╭─ MATERIALS PROVIDED

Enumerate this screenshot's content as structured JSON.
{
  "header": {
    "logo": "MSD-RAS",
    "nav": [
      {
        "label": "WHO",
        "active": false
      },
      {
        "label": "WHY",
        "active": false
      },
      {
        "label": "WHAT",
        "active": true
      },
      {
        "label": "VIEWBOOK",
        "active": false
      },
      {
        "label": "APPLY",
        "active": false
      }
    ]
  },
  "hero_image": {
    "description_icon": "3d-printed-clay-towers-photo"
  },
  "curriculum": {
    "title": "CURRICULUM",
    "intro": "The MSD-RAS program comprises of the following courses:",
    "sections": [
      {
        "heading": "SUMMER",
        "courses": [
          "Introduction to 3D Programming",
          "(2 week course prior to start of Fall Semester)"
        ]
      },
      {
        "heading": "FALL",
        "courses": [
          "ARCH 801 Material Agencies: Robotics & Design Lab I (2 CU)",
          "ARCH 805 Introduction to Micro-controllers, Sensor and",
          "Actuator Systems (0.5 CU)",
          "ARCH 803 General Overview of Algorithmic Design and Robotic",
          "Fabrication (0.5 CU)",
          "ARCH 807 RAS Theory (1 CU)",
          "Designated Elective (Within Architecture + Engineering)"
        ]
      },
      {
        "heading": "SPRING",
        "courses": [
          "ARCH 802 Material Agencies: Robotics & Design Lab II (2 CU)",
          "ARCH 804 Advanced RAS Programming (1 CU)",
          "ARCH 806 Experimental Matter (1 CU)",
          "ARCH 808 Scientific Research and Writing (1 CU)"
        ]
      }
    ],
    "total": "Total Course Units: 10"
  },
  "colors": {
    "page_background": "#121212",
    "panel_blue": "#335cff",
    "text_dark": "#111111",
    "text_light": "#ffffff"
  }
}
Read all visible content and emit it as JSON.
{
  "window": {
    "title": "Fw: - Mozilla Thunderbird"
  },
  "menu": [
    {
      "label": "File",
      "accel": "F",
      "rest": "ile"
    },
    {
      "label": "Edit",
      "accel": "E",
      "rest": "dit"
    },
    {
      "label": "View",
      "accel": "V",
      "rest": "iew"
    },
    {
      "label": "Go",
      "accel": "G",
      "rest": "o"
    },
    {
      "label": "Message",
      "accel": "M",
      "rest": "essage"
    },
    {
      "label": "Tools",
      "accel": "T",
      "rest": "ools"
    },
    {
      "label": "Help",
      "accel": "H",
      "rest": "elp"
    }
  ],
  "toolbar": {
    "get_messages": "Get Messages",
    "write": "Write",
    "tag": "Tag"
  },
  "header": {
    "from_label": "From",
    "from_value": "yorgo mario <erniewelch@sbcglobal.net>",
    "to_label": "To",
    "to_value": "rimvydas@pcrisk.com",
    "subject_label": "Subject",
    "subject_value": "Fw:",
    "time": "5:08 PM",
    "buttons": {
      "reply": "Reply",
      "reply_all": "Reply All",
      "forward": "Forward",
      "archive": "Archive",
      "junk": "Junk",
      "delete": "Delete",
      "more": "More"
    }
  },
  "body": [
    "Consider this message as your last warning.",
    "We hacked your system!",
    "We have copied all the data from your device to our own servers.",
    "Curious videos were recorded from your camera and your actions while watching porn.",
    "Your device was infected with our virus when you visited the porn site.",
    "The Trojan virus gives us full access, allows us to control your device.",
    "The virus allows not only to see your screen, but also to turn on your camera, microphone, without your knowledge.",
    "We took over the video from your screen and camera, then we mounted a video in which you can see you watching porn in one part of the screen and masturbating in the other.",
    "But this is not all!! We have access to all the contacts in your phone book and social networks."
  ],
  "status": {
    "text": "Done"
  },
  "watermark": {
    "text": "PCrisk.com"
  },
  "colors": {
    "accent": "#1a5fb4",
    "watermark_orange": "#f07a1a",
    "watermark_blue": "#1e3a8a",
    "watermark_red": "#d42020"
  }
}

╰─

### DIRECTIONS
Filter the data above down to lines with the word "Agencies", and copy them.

### RESPONSE TO THE EXERCISE
          "ARCH 801 Material Agencies: Robotics & Design Lab I (2 CU)",
          "ARCH 802 Material Agencies: Robotics & Design Lab II (2 CU)",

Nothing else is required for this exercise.